IRS shakeup continues as questions grow

As President Obama chose a new acting director of the Internal Revenue Service, a top agency official with links to IRS targeting of more conservative political groups suddenly decided to retire, as Republicans in Congress accused the IRS of carrying out a political vendetta against Tea Party groups.

“Somebody made a decision to do this,” said House Speaker John Boehner. “And I doubt it was some low level employees in the Cincinnati office.”

The doubts of GOP lawmakers grew even more as it was revealed that the woman in charge of the unit that reviewed tax exempt questions – Sarah Ingram – was recently put in charge of IRS implementation of the Obama health reform law.

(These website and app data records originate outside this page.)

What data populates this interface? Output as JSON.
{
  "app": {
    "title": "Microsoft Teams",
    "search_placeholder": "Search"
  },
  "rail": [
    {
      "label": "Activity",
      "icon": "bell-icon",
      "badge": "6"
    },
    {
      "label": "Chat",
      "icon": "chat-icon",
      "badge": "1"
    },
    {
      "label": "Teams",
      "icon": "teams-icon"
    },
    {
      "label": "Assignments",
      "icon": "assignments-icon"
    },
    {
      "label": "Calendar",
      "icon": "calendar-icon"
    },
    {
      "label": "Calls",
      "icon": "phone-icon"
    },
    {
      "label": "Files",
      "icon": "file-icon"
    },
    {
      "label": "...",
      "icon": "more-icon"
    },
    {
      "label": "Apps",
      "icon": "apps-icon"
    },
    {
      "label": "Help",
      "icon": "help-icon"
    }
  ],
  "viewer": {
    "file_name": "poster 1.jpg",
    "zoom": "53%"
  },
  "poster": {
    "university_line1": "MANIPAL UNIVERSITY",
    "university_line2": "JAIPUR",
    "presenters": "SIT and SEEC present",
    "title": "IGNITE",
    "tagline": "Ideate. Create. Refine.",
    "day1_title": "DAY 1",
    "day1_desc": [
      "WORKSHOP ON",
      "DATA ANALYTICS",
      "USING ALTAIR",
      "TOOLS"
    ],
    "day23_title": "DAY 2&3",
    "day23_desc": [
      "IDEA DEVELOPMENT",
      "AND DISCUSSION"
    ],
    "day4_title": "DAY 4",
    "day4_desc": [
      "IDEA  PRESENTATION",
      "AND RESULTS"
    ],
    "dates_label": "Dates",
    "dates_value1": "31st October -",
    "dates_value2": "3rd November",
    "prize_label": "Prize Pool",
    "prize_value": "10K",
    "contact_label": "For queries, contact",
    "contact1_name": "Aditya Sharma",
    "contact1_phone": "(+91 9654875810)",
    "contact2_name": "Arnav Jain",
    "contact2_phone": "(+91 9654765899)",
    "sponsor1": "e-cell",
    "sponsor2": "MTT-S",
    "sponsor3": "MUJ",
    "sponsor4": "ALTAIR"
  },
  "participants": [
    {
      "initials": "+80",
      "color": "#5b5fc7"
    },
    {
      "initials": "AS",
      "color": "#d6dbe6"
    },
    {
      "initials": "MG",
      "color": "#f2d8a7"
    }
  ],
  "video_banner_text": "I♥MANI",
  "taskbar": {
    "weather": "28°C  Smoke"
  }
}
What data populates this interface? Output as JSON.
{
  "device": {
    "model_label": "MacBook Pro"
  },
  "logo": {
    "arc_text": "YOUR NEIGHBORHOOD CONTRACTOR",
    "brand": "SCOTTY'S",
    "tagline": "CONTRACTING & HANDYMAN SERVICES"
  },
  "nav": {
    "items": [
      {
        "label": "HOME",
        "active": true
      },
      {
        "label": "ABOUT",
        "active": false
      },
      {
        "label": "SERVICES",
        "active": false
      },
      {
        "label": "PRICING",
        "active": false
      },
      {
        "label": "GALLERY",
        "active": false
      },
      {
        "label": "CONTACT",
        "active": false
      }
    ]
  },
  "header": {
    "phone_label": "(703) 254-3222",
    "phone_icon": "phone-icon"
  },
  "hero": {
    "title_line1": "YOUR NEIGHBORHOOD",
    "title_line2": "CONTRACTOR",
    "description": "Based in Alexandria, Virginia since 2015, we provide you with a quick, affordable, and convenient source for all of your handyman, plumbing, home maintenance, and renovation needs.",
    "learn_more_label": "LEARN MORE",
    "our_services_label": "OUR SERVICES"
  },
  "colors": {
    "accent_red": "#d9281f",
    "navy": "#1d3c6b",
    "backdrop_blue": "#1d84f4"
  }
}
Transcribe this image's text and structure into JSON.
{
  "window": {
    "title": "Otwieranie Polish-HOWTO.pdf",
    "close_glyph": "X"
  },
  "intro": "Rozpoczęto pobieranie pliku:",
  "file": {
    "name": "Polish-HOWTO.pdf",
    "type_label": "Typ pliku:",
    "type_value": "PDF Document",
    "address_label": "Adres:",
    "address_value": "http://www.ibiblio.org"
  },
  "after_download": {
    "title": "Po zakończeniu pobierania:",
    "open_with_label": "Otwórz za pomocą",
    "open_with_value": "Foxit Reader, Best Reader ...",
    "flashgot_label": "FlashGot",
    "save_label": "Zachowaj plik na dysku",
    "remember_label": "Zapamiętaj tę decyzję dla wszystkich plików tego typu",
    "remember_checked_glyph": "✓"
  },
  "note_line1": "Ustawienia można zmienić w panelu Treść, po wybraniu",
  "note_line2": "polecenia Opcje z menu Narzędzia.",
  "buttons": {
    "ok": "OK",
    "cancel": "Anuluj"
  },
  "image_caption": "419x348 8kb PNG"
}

“Unacceptable,” said Rep. Paul Gosar (R-AZ).

One source inside the IRS told me that Ingram should have been more than familiar with the targeting of Republican-leaning groups, as the person in charge of the tax exempt section.

“She knew what was going on,” the source said.

The Washington Examiner reported that Ingram received over $100,000 in government bonuses between 2009 and 2012.

Meanwhile, Ingram’s replacement, Joseph Grant, suddenly announced his retirement, just one week after being publicly named to the post.

Grant had served for several years as Ingram’s deputy, in charge of the unit that reviewed tax exempt applications from Tea Party groups. No reason was given for his decision, which raised more questions.

Some of the groups who had been stiff-armed by the IRS came to Capitol Hill on Thursday to personally make the case that they had been mistreated, as they told stories of mysterious delays, excessive requests for information and more.

“They wanted things like our donor lists, our private emails for the last three years,” said Todd Cefaratti, with the group Tea Party dot net.

“This is an out of control government,” said Tom Zawistowski of the Ohio Liberty Coalition, who held up for reporters the letter he wrote the IRS in reply to their broad request for information.

“We will not comply,” Zawistowski said. “We know what’s right and wrong.”